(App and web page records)
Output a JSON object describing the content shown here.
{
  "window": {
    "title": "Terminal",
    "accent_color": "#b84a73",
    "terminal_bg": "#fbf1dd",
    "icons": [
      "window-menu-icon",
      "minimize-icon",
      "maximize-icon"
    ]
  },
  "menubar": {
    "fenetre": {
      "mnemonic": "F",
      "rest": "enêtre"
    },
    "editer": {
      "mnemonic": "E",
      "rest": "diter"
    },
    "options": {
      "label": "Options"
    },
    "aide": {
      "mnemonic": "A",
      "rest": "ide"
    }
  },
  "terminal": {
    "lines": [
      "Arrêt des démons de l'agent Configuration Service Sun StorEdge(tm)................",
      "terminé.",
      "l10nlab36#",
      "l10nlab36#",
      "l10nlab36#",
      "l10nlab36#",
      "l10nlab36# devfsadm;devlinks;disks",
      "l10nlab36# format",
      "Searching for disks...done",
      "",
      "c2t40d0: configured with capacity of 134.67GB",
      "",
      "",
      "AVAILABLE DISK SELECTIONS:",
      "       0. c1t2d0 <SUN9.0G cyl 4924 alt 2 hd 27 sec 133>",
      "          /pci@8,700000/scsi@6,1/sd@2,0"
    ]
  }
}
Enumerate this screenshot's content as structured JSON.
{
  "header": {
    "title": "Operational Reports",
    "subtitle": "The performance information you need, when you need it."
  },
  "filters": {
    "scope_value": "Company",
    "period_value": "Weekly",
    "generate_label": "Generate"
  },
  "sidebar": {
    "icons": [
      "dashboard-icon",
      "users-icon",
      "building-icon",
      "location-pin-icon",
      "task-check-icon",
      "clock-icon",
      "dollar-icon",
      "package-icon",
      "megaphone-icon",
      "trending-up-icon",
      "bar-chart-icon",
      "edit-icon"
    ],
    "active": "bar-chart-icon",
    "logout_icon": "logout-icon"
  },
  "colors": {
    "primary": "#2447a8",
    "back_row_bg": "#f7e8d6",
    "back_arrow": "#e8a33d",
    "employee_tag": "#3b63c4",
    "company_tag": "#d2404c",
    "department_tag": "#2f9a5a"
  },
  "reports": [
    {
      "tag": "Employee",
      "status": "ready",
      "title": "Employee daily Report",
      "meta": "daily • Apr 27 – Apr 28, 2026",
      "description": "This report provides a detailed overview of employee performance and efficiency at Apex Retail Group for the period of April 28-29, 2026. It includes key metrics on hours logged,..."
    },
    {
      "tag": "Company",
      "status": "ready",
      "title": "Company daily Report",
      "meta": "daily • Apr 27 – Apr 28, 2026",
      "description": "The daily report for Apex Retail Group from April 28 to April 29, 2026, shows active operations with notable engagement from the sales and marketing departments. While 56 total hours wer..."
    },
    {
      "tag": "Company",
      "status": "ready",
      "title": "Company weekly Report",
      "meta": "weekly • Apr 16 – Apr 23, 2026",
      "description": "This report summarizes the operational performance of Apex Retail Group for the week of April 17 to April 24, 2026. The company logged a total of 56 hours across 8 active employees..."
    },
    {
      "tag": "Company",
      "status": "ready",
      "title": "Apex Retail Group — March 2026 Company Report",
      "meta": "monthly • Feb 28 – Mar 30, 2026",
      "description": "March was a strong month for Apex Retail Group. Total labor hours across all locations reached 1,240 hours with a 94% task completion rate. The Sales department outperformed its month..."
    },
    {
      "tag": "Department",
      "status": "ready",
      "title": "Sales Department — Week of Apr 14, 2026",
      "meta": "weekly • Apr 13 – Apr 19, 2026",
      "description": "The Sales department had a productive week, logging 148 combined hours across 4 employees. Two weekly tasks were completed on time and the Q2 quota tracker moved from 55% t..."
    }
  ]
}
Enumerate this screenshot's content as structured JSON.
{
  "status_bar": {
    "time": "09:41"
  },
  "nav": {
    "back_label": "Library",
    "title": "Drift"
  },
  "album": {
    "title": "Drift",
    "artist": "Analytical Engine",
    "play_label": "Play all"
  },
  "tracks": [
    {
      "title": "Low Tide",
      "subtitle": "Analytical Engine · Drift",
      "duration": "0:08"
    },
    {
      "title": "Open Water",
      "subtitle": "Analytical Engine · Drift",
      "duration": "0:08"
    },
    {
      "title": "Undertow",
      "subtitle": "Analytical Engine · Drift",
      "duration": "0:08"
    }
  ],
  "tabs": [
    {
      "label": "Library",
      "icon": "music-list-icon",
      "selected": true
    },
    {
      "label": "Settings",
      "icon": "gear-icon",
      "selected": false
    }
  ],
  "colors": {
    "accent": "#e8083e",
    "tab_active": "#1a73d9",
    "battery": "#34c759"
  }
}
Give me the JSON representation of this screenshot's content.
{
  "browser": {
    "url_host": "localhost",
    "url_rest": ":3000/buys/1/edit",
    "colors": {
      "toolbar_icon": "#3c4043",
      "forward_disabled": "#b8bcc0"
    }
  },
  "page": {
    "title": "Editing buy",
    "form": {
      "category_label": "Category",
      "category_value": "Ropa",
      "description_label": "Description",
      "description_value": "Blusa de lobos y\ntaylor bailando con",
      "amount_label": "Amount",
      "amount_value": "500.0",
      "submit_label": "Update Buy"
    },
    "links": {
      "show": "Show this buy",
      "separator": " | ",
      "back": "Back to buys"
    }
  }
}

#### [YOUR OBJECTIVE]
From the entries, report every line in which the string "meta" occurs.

#### [ANSWER SECTION]
      "meta": "daily • Apr 27 – Apr 28, 2026",
      "meta": "daily • Apr 27 – Apr 28, 2026",
      "meta": "weekly • Apr 16 – Apr 23, 2026",
      "meta": "monthly • Feb 28 – Mar 30, 2026",
      "meta": "weekly • Apr 13 – Apr 19, 2026",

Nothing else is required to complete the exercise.